R. L. S.
R. L. Stevenson. By Janet Adam Smith. " Great Lives " series. (Duckworth. 2s.) Reviewed by G. ELLIOT ANSTRUTHER.
To have compressed the story of Robert Louis Stevenson into fewer than 140 pages, and yet to have presented no merely skimpy account of the man and his work, is something upon which the writer of this biography can plume herself. Comparatively few can obey successfully the injunction: multum in parvo: Janet Adam Smith is one of them. In this small book she finds room not only for the biographical narrative, but also for a chronological summary and a bibliography, which latter should send many readers in further quest of Stevensonia.
In reading any life of R.L.S.. a Catholic turns almost instinctively to see what is said about the Hyde letter, Stevenson's famous defence of Fr. Damien against his Protestant adversary.

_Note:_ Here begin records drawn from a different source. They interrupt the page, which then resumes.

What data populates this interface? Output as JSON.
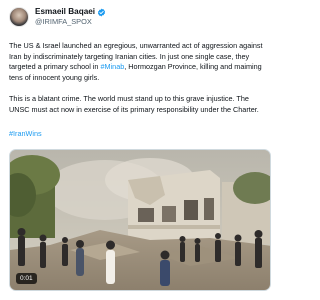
{
  "author": {
    "display_name": "Esmaeil Baqaei",
    "handle": "@IRIMFA_SPOX",
    "verified": true,
    "verified_color": "#1d9bf0"
  },
  "tweet": {
    "p1_before_link": "The US & Israel launched an egregious, unwarranted act of aggression against Iran by indiscriminately targeting Iranian cities. In just one single case, they targeted a primary school in ",
    "p1_link": "#Minab",
    "p1_after_link": ", Hormozgan Province, killing and maiming tens of innocent young girls.",
    "p2": "This is a blatant crime. The world must stand up to this grave injustice. The UNSC must act now in exercise of its primary responsibility under the Charter.",
    "hashtag": "#IranWins"
  },
  "media": {
    "type": "video",
    "timestamp": "0:01"
  },
  "colors": {
    "text": "#0f1419",
    "secondary_text": "#536471",
    "link": "#1d9bf0",
    "border": "#cfd9de"
  }
}
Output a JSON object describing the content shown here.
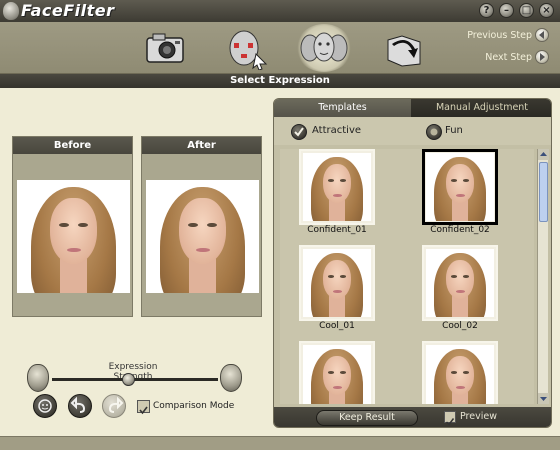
{
  "app": {
    "title": "FaceFilter"
  },
  "window_controls": {
    "help": "?",
    "minimize": "–",
    "maximize": "□",
    "close": "×"
  },
  "toolbar": {
    "previous_step": "Previous Step",
    "next_step": "Next Step",
    "steps": [
      "camera-icon",
      "robot-icon",
      "faces-icon",
      "back-folder-icon"
    ]
  },
  "section": {
    "title": "Select Expression"
  },
  "preview": {
    "before_label": "Before",
    "after_label": "After"
  },
  "expression": {
    "strength_label": "Expression Strength",
    "strength_value": 0.46,
    "comparison_mode_label": "Comparison Mode",
    "comparison_mode_checked": true
  },
  "right_panel": {
    "tabs": [
      {
        "label": "Templates",
        "active": true
      },
      {
        "label": "Manual Adjustment",
        "active": false
      }
    ],
    "options": [
      {
        "label": "Attractive",
        "selected": true
      },
      {
        "label": "Fun",
        "selected": false
      }
    ],
    "templates": [
      {
        "label": "Confident_01",
        "selected": false
      },
      {
        "label": "Confident_02",
        "selected": true
      },
      {
        "label": "Cool_01",
        "selected": false
      },
      {
        "label": "Cool_02",
        "selected": false
      },
      {
        "label": "",
        "selected": false
      },
      {
        "label": "",
        "selected": false
      }
    ],
    "keep_result_label": "Keep Result",
    "preview_label": "Preview",
    "preview_checked": true
  },
  "colors": {
    "background": "#efecd6",
    "toolbar": "#9e9a83",
    "header": "#3d3b33",
    "selected_border": "#000000"
  }
}
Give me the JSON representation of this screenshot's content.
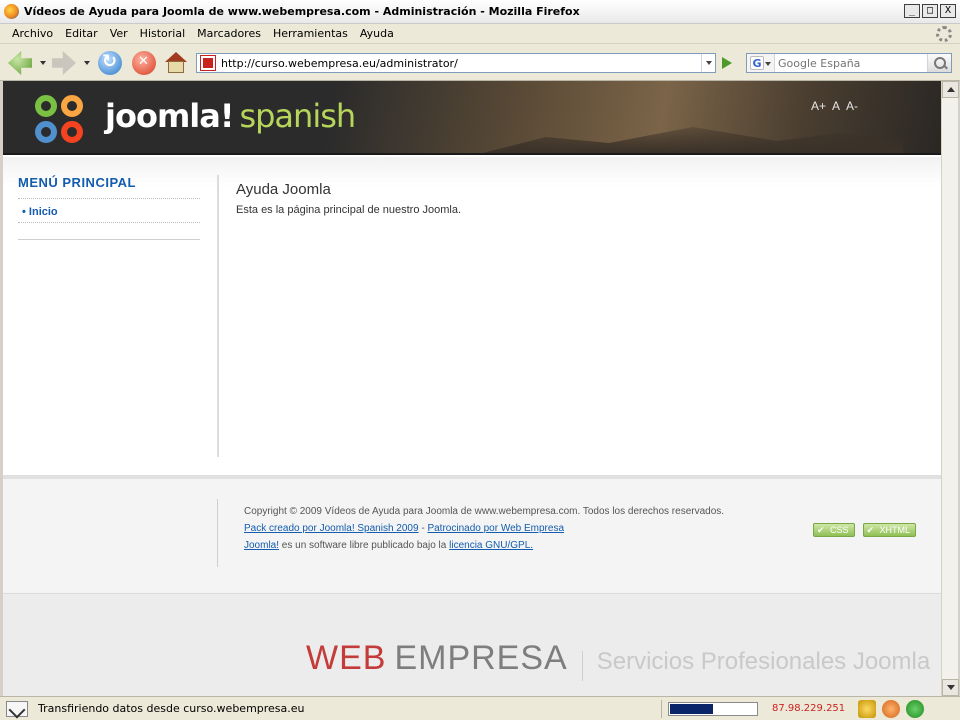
{
  "window": {
    "title": "Vídeos de Ayuda para Joomla de www.webempresa.com - Administración - Mozilla Firefox",
    "controls": [
      "_",
      "□",
      "X"
    ]
  },
  "menubar": {
    "items": [
      "Archivo",
      "Editar",
      "Ver",
      "Historial",
      "Marcadores",
      "Herramientas",
      "Ayuda"
    ]
  },
  "navbar": {
    "url": "http://curso.webempresa.eu/administrator/",
    "search_placeholder": "Google España",
    "search_engine": "G"
  },
  "site": {
    "brand_main": "joomla!",
    "brand_sub": "spanish",
    "font_controls": [
      "A+",
      "A",
      "A-"
    ]
  },
  "sidebar": {
    "heading": "MENÚ PRINCIPAL",
    "items": [
      "Inicio"
    ]
  },
  "content": {
    "title": "Ayuda Joomla",
    "text": "Esta es la página principal de nuestro Joomla."
  },
  "footer": {
    "copyright": "Copyright © 2009 Vídeos de Ayuda para Joomla de www.webempresa.com. Todos los derechos reservados.",
    "pack_link": "Pack creado por Joomla! Spanish 2009",
    "sep": " - ",
    "sponsor_link": "Patrocinado por Web Empresa",
    "joomla_link": "Joomla!",
    "license_text": " es un software libre publicado bajo la ",
    "license_link": "licencia GNU/GPL.",
    "badges": [
      "CSS",
      "XHTML"
    ]
  },
  "watermark": {
    "web": "WEB",
    "empresa": "EMPRESA",
    "services": "Servicios Profesionales Joomla"
  },
  "statusbar": {
    "text": "Transfiriendo datos desde curso.webempresa.eu",
    "progress": 0.5,
    "ip": "87.98.229.251"
  },
  "colors": {
    "link": "#135cae",
    "brand_green": "#b7d55a",
    "watermark_red": "#c43c3a"
  }
}
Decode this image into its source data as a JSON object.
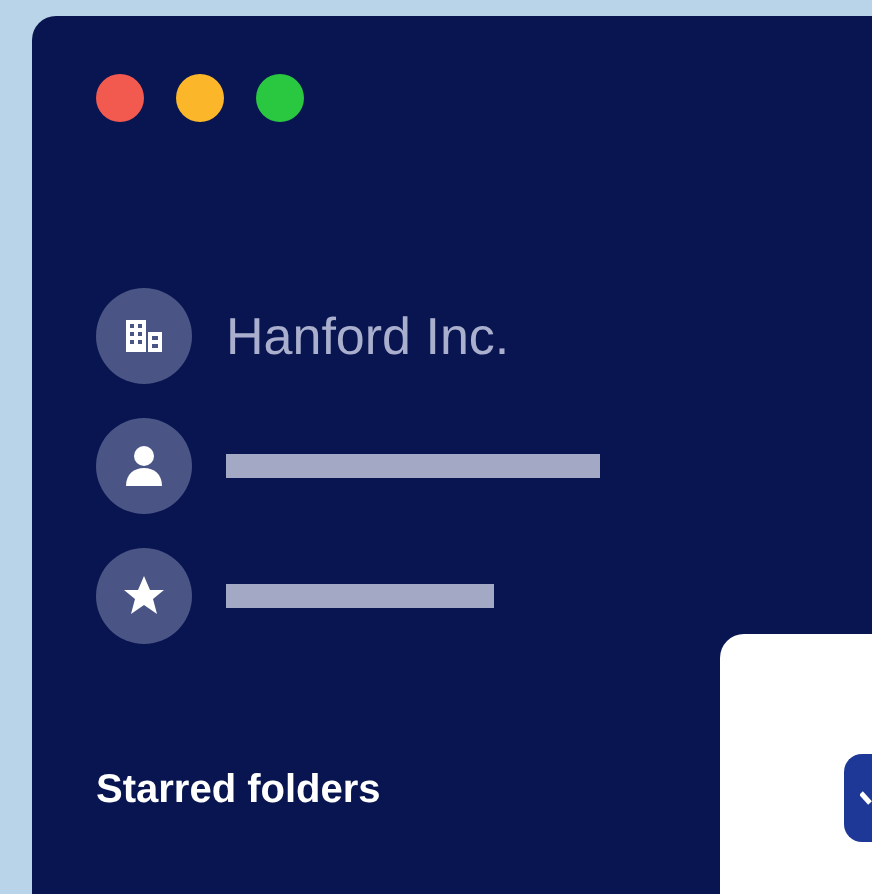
{
  "window": {
    "controls": [
      {
        "color": "#f25a4f"
      },
      {
        "color": "#fbb62a"
      },
      {
        "color": "#2ac740"
      }
    ]
  },
  "sidebar": {
    "items": [
      {
        "kind": "label",
        "text": "Hanford Inc."
      },
      {
        "kind": "skeleton"
      },
      {
        "kind": "skeleton"
      }
    ],
    "section_title": "Starred folders"
  },
  "card": {
    "checkbox": {
      "checked": true
    }
  }
}
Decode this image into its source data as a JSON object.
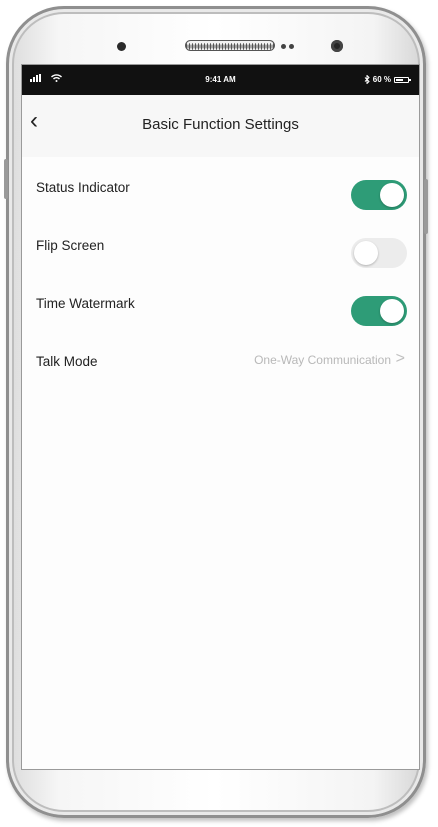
{
  "status_bar": {
    "time": "9:41 AM",
    "battery_text": "60 %",
    "battery_level": 0.6,
    "signal_icon": "signal-icon",
    "wifi_icon": "wifi-icon",
    "bluetooth_icon": "bluetooth-icon"
  },
  "header": {
    "back_icon": "chevron-left-icon",
    "back_glyph": "‹",
    "title": "Basic Function Settings"
  },
  "settings": {
    "status_indicator": {
      "label": "Status Indicator",
      "enabled": true
    },
    "flip_screen": {
      "label": "Flip Screen",
      "enabled": false
    },
    "time_watermark": {
      "label": "Time Watermark",
      "enabled": true
    },
    "talk_mode": {
      "label": "Talk Mode",
      "value": "One-Way Communication",
      "chevron": ">"
    }
  },
  "colors": {
    "toggle_on": "#2e9c77",
    "toggle_off": "#ececec",
    "status_bar_bg": "#111111"
  }
}
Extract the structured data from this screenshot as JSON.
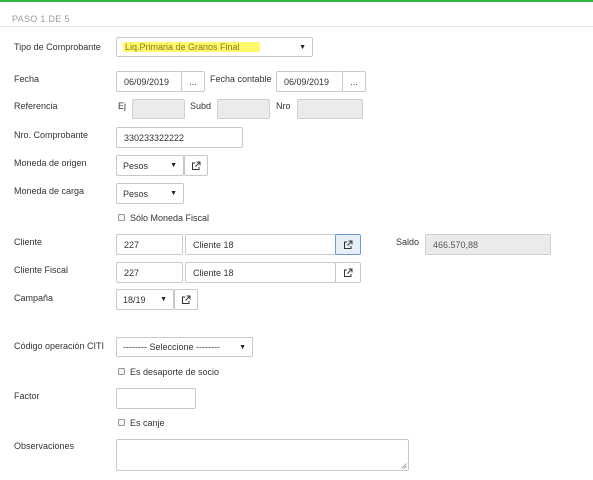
{
  "step": {
    "title": "PASO 1 DE 5"
  },
  "colors": {
    "accent_top": "#2db63e",
    "highlight": "#fff86a"
  },
  "fields": {
    "tipo_comprobante": {
      "label": "Tipo de Comprobante",
      "value": "Liq.Primaria de Granos Final"
    },
    "fecha": {
      "label": "Fecha",
      "value": "06/09/2019",
      "picker": "..."
    },
    "fecha_contable": {
      "label": "Fecha contable",
      "value": "06/09/2019",
      "picker": "..."
    },
    "referencia": {
      "label": "Referencia",
      "ej_label": "Ej",
      "ej_value": "",
      "subd_label": "Subd",
      "subd_value": "",
      "nro_label": "Nro",
      "nro_value": ""
    },
    "nro_comprobante": {
      "label": "Nro. Comprobante",
      "value": "330233322222"
    },
    "moneda_origen": {
      "label": "Moneda de origen",
      "value": "Pesos"
    },
    "moneda_carga": {
      "label": "Moneda de carga",
      "value": "Pesos"
    },
    "solo_moneda_fiscal": {
      "label": "Sólo Moneda Fiscal",
      "checked": false
    },
    "cliente": {
      "label": "Cliente",
      "code": "227",
      "name": "Cliente 18"
    },
    "saldo": {
      "label": "Saldo",
      "value": "466.570,88"
    },
    "cliente_fiscal": {
      "label": "Cliente Fiscal",
      "code": "227",
      "name": "Cliente 18"
    },
    "campana": {
      "label": "Campaña",
      "value": "18/19"
    },
    "codigo_operacion_citi": {
      "label": "Código operación CITI",
      "value": "-------- Seleccione --------"
    },
    "es_desaporte_socio": {
      "label": "Es desaporte de socio",
      "checked": false
    },
    "factor": {
      "label": "Factor",
      "value": ""
    },
    "es_canje": {
      "label": "Es canje",
      "checked": false
    },
    "observaciones": {
      "label": "Observaciones",
      "value": ""
    }
  },
  "icons": {
    "external_link": "external-link-icon",
    "caret": "caret-down-icon",
    "resize": "resize-grip-icon"
  }
}
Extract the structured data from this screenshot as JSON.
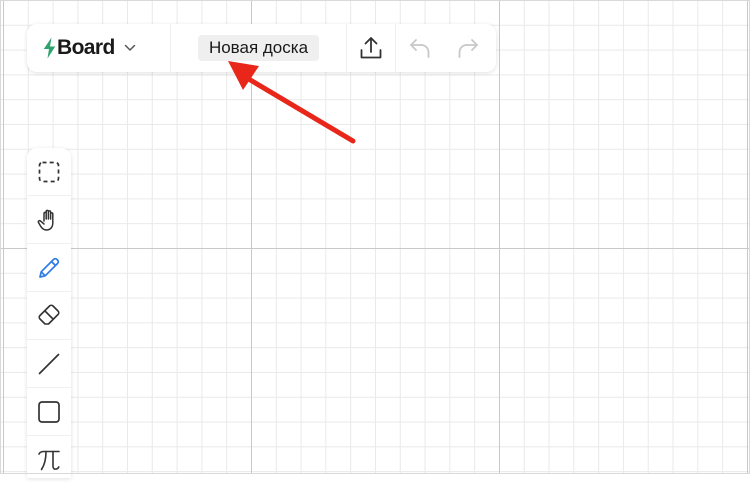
{
  "app": {
    "brand": "Board"
  },
  "board": {
    "title": "Новая доска"
  },
  "colors": {
    "brand_green": "#2ea36d",
    "active_tool": "#2f7be5",
    "annotation_arrow": "#e8261a",
    "icon_dark": "#333333",
    "icon_disabled": "#c8c8c8"
  },
  "header": {
    "icons": [
      "bolt-logo-icon",
      "chevron-down-icon",
      "share-upload-icon",
      "undo-icon",
      "redo-icon"
    ],
    "undo_enabled": false,
    "redo_enabled": false
  },
  "toolbar": {
    "tools": [
      {
        "name": "select",
        "icon": "dashed-select-icon",
        "active": false
      },
      {
        "name": "hand",
        "icon": "hand-icon",
        "active": false
      },
      {
        "name": "pen",
        "icon": "pencil-icon",
        "active": true
      },
      {
        "name": "eraser",
        "icon": "eraser-icon",
        "active": false
      },
      {
        "name": "line",
        "icon": "line-icon",
        "active": false
      },
      {
        "name": "rectangle",
        "icon": "square-icon",
        "active": false
      },
      {
        "name": "formula",
        "icon": "pi-icon",
        "active": false
      }
    ]
  },
  "annotation": {
    "type": "arrow",
    "target": "board-title",
    "color": "#e8261a"
  }
}
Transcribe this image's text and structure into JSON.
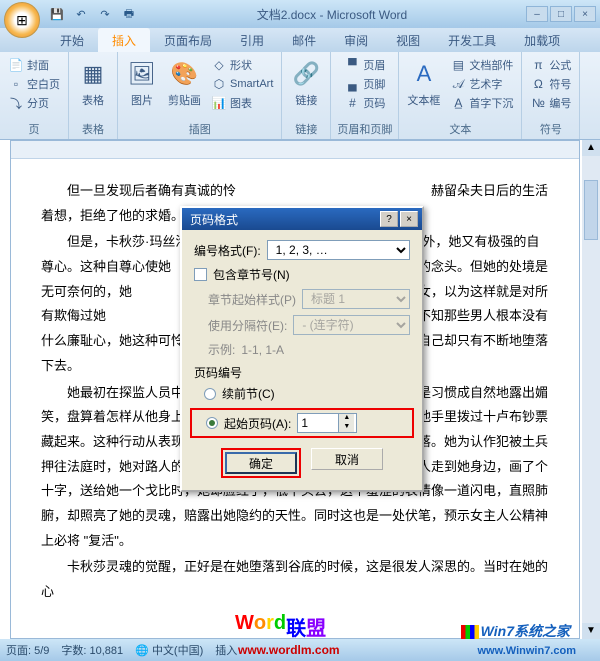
{
  "window": {
    "title": "文档2.docx - Microsoft Word",
    "qat": {
      "save": "💾",
      "undo": "↶",
      "redo": "↷",
      "print": "🖶"
    }
  },
  "tabs": {
    "home": "开始",
    "insert": "插入",
    "layout": "页面布局",
    "ref": "引用",
    "mail": "邮件",
    "review": "审阅",
    "view": "视图",
    "dev": "开发工具",
    "addins": "加载项"
  },
  "ribbon": {
    "pages": {
      "label": "页",
      "cover": "封面",
      "blank": "空白页",
      "break": "分页"
    },
    "tables": {
      "label": "表格",
      "table": "表格"
    },
    "illus": {
      "label": "插图",
      "pic": "图片",
      "clip": "剪贴画",
      "shape": "形状",
      "smart": "SmartArt",
      "chart": "图表"
    },
    "links": {
      "label": "链接",
      "link": "链接"
    },
    "hf": {
      "label": "页眉和页脚",
      "header": "页眉",
      "footer": "页脚",
      "pagenum": "页码"
    },
    "text": {
      "label": "文本",
      "textbox": "文本框",
      "parts": "文档部件",
      "art": "艺术字",
      "drop": "首字下沉"
    },
    "symbols": {
      "label": "符号",
      "eq": "公式",
      "sym": "符号",
      "num": "编号"
    }
  },
  "document": {
    "p1": "但一旦发现后者确有真诚的怜",
    "p1b": "赫留朵夫日后的生活着想，拒绝了他的求婚。",
    "p2a": "但是，卡秋莎·玛丝洛娃",
    "p2b": "良之外，她又有极强的自尊心。这种自尊心使她",
    "p2c": "抗和报复的念头。但她的处境是无可奈何的，她",
    "p2d": "害自己，当主妓女，以为这样就是对所有欺侮过她",
    "p2e": "赫留朵夫的报复，殊不知那些男人根本没有什么廉耻心，她这种可怜的行为并不能使他们感到丝毫内疚，而她自己却只有不断地堕落下去。",
    "p3": "她最初在探监人员中认出聂赫留朵夫时，并没有破口大骂，而是习惯成自然地露出媚笑，盘算着怎样从他身上捞几个钱。她龌龊典狱长不注意，一把从他手里拨过十卢布钞票藏起来。这种行动从表现上她不知羞耻，但她的精神并没有完全堕落。她为认作犯被土兵押往法庭时，她对路人的轻蔑目光满不在乎，可是一个卖煤的乡下人走到她身边，画了个十字，送给她一个戈比时，她却脸红了，低下头去，这个羞涩的表情像一道闪电，直照肺腑，却照亮了她的灵魂，赔露出她隐约的天性。同时这也是一处伏笔，预示女主人公精神上必将 \"复活\"。",
    "p4": "卡秋莎灵魂的觉醒，正好是在她堕落到谷底的时候，这是很发人深思的。当时在她的心"
  },
  "dialog": {
    "title": "页码格式",
    "format_label": "编号格式(F):",
    "format_value": "1, 2, 3, …",
    "include_chapter": "包含章节号(N)",
    "chapter_style_label": "章节起始样式(P)",
    "chapter_style_value": "标题 1",
    "separator_label": "使用分隔符(E):",
    "separator_value": "-  (连字符)",
    "example_label": "示例:",
    "example_value": "1-1, 1-A",
    "section_label": "页码编号",
    "continue": "续前节(C)",
    "start_at": "起始页码(A):",
    "start_value": "1",
    "ok": "确定",
    "cancel": "取消"
  },
  "status": {
    "page": "页面: 5/9",
    "words": "字数: 10,881",
    "ime": "中文(中国)",
    "lang": "插入"
  },
  "watermark": {
    "wm1_text": "Word联盟",
    "wm1_url": "www.wordlm.com",
    "wm2_text": "7系统之家",
    "wm2_url": "www.Winwin7.com"
  }
}
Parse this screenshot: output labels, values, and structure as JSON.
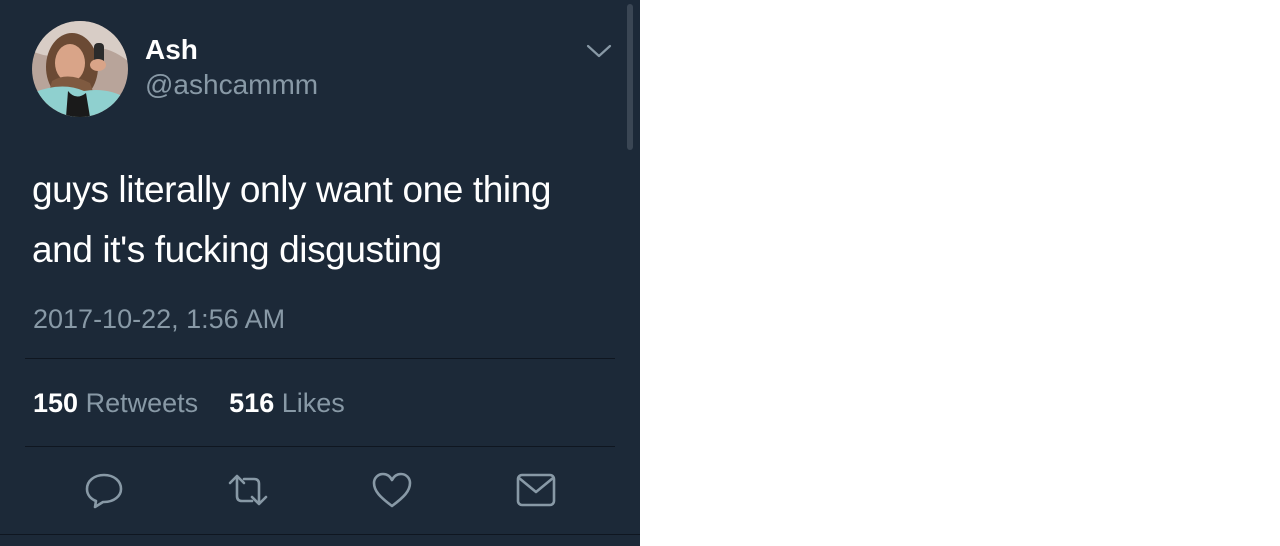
{
  "tweet": {
    "display_name": "Ash",
    "handle": "@ashcammm",
    "text_line1": "guys literally only want one thing",
    "text_line2": "and it's fucking disgusting",
    "timestamp": "2017-10-22, 1:56 AM",
    "retweets_count": "150",
    "retweets_label": "Retweets",
    "likes_count": "516",
    "likes_label": "Likes"
  },
  "icons": {
    "menu": "chevron-down-icon",
    "reply": "reply-icon",
    "retweet": "retweet-icon",
    "like": "heart-icon",
    "message": "envelope-icon"
  },
  "colors": {
    "background": "#1c2938",
    "primary_text": "#ffffff",
    "secondary_text": "#8899a6",
    "divider": "#0f1620"
  }
}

Here the episode has but a line or two of not altogether sympathetic treatment the letter was "a defence and counterblast . . in strong and libellous terms." It is interesting, by the way, to see noted that in his island home in the South Seas all Stevenson's house servants were Catholics.